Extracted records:
● ● ● ● ●

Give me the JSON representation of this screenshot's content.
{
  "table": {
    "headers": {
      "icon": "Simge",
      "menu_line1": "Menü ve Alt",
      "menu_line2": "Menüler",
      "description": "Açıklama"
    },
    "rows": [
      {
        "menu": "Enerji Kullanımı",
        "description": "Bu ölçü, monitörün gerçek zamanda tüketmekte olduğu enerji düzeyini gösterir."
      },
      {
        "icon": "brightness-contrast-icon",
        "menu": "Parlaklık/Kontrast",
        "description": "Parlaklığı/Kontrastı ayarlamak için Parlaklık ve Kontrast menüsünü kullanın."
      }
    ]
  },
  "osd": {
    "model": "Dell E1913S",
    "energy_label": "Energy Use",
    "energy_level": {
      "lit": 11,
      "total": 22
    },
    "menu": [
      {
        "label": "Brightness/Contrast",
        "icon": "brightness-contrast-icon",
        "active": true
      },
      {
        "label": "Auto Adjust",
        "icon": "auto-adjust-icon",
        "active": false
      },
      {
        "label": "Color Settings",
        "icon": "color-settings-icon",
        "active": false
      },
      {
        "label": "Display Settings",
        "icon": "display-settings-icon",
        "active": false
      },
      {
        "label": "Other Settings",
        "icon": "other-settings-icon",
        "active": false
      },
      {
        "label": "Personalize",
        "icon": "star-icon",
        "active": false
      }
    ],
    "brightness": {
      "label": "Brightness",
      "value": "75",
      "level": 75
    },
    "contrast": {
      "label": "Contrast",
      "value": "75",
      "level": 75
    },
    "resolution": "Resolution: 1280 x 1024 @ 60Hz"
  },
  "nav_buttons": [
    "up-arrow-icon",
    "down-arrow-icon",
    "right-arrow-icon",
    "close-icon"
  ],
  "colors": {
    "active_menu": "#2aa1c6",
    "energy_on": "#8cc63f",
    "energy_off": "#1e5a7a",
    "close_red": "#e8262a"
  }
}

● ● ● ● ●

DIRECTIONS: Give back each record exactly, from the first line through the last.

SOLUTION:
Give me the JSON representation of this screenshot's content.
{
  "table": {
    "headers": {
      "icon": "Simge",
      "menu_line1": "Menü ve Alt",
      "menu_line2": "Menüler",
      "description": "Açıklama"
    },
    "rows": [
      {
        "menu": "Enerji Kullanımı",
        "description": "Bu ölçü, monitörün gerçek zamanda tüketmekte olduğu enerji düzeyini gösterir."
      },
      {
        "icon": "brightness-contrast-icon",
        "menu": "Parlaklık/Kontrast",
        "description": "Parlaklığı/Kontrastı ayarlamak için Parlaklık ve Kontrast menüsünü kullanın."
      }
    ]
  },
  "osd": {
    "model": "Dell E1913S",
    "energy_label": "Energy Use",
    "energy_level": {
      "lit": 11,
      "total": 22
    },
    "menu": [
      {
        "label": "Brightness/Contrast",
        "icon": "brightness-contrast-icon",
        "active": true
      },
      {
        "label": "Auto Adjust",
        "icon": "auto-adjust-icon",
        "active": false
      },
      {
        "label": "Color Settings",
        "icon": "color-settings-icon",
        "active": false
      },
      {
        "label": "Display Settings",
        "icon": "display-settings-icon",
        "active": false
      },
      {
        "label": "Other Settings",
        "icon": "other-settings-icon",
        "active": false
      },
      {
        "label": "Personalize",
        "icon": "star-icon",
        "active": false
      }
    ],
    "brightness": {
      "label": "Brightness",
      "value": "75",
      "level": 75
    },
    "contrast": {
      "label": "Contrast",
      "value": "75",
      "level": 75
    },
    "resolution": "Resolution: 1280 x 1024 @ 60Hz"
  },
  "nav_buttons": [
    "up-arrow-icon",
    "down-arrow-icon",
    "right-arrow-icon",
    "close-icon"
  ],
  "colors": {
    "active_menu": "#2aa1c6",
    "energy_on": "#8cc63f",
    "energy_off": "#1e5a7a",
    "close_red": "#e8262a"
  }
}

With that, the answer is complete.